— About this exercise —
Pull each line containing "main" out of the data and copy it.

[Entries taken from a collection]

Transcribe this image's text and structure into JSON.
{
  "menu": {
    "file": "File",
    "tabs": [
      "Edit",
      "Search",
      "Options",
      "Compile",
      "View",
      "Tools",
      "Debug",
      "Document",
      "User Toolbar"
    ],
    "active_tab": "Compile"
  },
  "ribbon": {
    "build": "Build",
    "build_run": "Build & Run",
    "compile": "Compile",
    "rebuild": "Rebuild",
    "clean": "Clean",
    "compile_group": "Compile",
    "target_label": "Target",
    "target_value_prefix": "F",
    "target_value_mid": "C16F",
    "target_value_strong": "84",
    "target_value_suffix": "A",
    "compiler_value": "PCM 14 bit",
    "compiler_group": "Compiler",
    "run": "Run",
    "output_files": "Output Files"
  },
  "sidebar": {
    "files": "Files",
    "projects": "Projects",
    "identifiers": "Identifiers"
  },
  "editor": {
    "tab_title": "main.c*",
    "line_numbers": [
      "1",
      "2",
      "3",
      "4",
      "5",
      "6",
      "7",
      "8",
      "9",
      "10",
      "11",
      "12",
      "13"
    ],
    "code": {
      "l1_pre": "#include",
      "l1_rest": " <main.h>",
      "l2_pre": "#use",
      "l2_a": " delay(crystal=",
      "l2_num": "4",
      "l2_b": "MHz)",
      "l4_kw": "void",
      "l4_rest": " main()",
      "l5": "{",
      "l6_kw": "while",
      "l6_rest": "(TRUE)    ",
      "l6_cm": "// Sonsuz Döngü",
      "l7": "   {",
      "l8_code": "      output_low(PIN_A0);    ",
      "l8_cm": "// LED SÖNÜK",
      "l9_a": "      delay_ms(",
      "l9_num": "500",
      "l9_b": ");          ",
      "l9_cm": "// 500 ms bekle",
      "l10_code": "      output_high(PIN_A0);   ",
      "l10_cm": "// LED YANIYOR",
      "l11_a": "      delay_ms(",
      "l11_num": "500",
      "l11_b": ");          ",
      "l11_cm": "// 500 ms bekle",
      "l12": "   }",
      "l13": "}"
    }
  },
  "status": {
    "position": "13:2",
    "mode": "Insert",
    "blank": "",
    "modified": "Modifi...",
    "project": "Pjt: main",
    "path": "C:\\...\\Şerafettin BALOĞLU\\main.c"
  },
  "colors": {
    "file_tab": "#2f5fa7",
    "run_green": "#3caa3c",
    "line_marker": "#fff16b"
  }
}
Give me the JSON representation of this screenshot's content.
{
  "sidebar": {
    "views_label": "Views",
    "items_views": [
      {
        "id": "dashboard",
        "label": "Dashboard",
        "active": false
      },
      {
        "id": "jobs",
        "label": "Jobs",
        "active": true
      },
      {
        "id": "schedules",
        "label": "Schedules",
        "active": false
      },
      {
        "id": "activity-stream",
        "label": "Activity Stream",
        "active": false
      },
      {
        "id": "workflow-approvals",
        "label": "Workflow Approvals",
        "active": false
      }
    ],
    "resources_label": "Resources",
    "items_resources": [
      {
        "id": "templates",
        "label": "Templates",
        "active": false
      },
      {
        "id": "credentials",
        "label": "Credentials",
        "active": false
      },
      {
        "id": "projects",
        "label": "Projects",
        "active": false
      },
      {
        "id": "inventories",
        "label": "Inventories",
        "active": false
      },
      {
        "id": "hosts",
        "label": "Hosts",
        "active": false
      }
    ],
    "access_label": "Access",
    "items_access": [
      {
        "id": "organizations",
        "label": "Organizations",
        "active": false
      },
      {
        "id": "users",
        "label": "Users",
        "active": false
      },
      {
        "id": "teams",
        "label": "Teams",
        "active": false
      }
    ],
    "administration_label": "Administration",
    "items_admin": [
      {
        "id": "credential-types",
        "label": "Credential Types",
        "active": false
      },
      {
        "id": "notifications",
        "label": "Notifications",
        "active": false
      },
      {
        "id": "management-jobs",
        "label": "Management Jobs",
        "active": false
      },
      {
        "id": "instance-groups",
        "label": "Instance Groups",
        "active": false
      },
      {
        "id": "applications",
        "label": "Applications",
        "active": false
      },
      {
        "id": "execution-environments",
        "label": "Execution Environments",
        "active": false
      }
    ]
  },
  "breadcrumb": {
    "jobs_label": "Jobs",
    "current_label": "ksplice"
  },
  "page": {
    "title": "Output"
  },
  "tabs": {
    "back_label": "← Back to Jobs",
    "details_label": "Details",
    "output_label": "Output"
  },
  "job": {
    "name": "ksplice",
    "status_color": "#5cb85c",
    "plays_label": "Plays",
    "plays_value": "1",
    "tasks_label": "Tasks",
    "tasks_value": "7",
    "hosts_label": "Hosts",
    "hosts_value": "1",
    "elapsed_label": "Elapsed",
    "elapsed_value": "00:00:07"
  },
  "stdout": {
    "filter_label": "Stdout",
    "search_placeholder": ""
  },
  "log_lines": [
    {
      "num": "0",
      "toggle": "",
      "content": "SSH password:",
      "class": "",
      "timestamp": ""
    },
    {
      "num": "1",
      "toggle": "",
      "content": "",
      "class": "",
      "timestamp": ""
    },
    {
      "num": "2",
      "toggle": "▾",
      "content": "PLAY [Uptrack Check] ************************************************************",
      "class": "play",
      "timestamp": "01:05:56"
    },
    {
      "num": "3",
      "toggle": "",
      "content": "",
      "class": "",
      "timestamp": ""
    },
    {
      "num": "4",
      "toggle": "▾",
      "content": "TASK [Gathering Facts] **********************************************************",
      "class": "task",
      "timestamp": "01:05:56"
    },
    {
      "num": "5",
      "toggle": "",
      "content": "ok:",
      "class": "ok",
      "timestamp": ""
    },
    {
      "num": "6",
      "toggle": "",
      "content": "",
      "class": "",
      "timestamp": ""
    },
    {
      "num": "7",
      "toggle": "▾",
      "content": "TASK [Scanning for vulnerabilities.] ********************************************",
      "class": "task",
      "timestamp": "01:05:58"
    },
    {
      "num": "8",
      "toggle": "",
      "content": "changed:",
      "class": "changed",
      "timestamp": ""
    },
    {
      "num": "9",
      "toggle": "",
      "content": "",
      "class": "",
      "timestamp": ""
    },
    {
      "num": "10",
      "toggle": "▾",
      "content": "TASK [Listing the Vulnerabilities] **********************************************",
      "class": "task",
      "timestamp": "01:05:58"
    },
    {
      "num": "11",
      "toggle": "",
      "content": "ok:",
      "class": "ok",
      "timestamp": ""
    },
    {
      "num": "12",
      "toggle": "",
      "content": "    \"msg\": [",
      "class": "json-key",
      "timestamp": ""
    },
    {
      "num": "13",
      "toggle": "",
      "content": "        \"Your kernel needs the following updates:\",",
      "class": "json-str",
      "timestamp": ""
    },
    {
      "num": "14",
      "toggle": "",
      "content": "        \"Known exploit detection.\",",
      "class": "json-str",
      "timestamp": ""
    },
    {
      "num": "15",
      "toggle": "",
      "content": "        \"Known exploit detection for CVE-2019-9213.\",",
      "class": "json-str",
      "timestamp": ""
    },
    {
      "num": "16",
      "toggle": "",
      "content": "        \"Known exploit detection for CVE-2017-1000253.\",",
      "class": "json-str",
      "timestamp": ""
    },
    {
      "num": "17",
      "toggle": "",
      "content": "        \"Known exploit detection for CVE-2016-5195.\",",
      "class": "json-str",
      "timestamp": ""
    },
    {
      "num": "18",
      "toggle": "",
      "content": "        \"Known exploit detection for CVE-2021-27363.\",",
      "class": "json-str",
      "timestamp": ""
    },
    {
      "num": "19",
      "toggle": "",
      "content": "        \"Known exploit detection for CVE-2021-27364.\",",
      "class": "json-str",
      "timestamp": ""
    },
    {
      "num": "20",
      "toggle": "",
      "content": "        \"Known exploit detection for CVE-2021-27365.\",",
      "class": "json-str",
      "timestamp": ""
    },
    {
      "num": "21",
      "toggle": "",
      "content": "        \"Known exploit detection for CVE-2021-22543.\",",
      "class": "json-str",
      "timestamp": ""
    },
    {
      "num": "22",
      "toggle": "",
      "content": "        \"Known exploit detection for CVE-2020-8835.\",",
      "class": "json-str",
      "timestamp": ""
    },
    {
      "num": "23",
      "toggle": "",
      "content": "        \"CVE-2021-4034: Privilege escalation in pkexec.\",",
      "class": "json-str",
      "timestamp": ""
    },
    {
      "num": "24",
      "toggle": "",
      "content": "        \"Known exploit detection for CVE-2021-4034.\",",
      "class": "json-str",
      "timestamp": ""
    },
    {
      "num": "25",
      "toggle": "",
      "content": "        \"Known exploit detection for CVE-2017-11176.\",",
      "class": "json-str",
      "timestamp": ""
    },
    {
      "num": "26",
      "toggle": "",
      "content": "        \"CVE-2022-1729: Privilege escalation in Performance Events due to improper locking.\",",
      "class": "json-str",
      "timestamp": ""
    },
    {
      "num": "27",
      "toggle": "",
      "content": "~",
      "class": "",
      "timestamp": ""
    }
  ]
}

— Task response —
    "tab_title": "main.c*",
      "l1_rest": " <main.h>",
      "l4_rest": " main()",
    "project": "Pjt: main",
    "path": "C:\\...\\Şerafettin BALOĞLU\\main.c"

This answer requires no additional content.